▸ Task objective
Every line of the data should be retyped with no difference from the original.

****************************************

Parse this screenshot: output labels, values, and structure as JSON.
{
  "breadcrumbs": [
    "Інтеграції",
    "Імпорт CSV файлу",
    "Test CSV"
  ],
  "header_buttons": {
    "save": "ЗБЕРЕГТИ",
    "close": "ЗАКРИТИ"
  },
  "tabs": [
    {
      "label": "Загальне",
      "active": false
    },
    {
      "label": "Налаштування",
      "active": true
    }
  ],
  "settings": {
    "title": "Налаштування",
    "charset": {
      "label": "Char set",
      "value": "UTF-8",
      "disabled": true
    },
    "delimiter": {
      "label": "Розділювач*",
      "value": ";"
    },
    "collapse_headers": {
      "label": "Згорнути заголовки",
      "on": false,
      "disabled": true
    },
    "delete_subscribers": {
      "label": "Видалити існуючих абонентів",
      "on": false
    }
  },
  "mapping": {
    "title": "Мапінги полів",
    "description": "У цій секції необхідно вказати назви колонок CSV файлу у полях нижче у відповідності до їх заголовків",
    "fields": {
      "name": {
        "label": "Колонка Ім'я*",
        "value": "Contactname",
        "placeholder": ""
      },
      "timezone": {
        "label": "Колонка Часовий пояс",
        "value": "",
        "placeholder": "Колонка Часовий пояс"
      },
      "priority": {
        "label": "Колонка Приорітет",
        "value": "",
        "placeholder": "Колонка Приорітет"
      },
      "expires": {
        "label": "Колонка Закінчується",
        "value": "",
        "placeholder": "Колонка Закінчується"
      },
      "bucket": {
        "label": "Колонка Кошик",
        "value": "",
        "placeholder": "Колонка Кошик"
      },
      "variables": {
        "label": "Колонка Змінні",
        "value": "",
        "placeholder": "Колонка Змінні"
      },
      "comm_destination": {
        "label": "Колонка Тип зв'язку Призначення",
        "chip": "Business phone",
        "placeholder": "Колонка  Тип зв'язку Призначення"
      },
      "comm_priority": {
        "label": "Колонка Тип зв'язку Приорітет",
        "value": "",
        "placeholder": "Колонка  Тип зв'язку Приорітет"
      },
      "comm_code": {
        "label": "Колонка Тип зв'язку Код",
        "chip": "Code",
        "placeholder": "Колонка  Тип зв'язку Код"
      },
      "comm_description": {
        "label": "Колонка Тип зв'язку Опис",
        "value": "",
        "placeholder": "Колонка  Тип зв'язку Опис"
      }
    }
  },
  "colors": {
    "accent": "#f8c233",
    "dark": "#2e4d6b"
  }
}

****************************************

▸ Response area
Parse this screenshot: output labels, values, and structure as JSON.
{
  "breadcrumbs": [
    "Інтеграції",
    "Імпорт CSV файлу",
    "Test CSV"
  ],
  "header_buttons": {
    "save": "ЗБЕРЕГТИ",
    "close": "ЗАКРИТИ"
  },
  "tabs": [
    {
      "label": "Загальне",
      "active": false
    },
    {
      "label": "Налаштування",
      "active": true
    }
  ],
  "settings": {
    "title": "Налаштування",
    "charset": {
      "label": "Char set",
      "value": "UTF-8",
      "disabled": true
    },
    "delimiter": {
      "label": "Розділювач*",
      "value": ";"
    },
    "collapse_headers": {
      "label": "Згорнути заголовки",
      "on": false,
      "disabled": true
    },
    "delete_subscribers": {
      "label": "Видалити існуючих абонентів",
      "on": false
    }
  },
  "mapping": {
    "title": "Мапінги полів",
    "description": "У цій секції необхідно вказати назви колонок CSV файлу у полях нижче у відповідності до їх заголовків",
    "fields": {
      "name": {
        "label": "Колонка Ім'я*",
        "value": "Contactname",
        "placeholder": ""
      },
      "timezone": {
        "label": "Колонка Часовий пояс",
        "value": "",
        "placeholder": "Колонка Часовий пояс"
      },
      "priority": {
        "label": "Колонка Приорітет",
        "value": "",
        "placeholder": "Колонка Приорітет"
      },
      "expires": {
        "label": "Колонка Закінчується",
        "value": "",
        "placeholder": "Колонка Закінчується"
      },
      "bucket": {
        "label": "Колонка Кошик",
        "value": "",
        "placeholder": "Колонка Кошик"
      },
      "variables": {
        "label": "Колонка Змінні",
        "value": "",
        "placeholder": "Колонка Змінні"
      },
      "comm_destination": {
        "label": "Колонка Тип зв'язку Призначення",
        "chip": "Business phone",
        "placeholder": "Колонка  Тип зв'язку Призначення"
      },
      "comm_priority": {
        "label": "Колонка Тип зв'язку Приорітет",
        "value": "",
        "placeholder": "Колонка  Тип зв'язку Приорітет"
      },
      "comm_code": {
        "label": "Колонка Тип зв'язку Код",
        "chip": "Code",
        "placeholder": "Колонка  Тип зв'язку Код"
      },
      "comm_description": {
        "label": "Колонка Тип зв'язку Опис",
        "value": "",
        "placeholder": "Колонка  Тип зв'язку Опис"
      }
    }
  },
  "colors": {
    "accent": "#f8c233",
    "dark": "#2e4d6b"
  }
}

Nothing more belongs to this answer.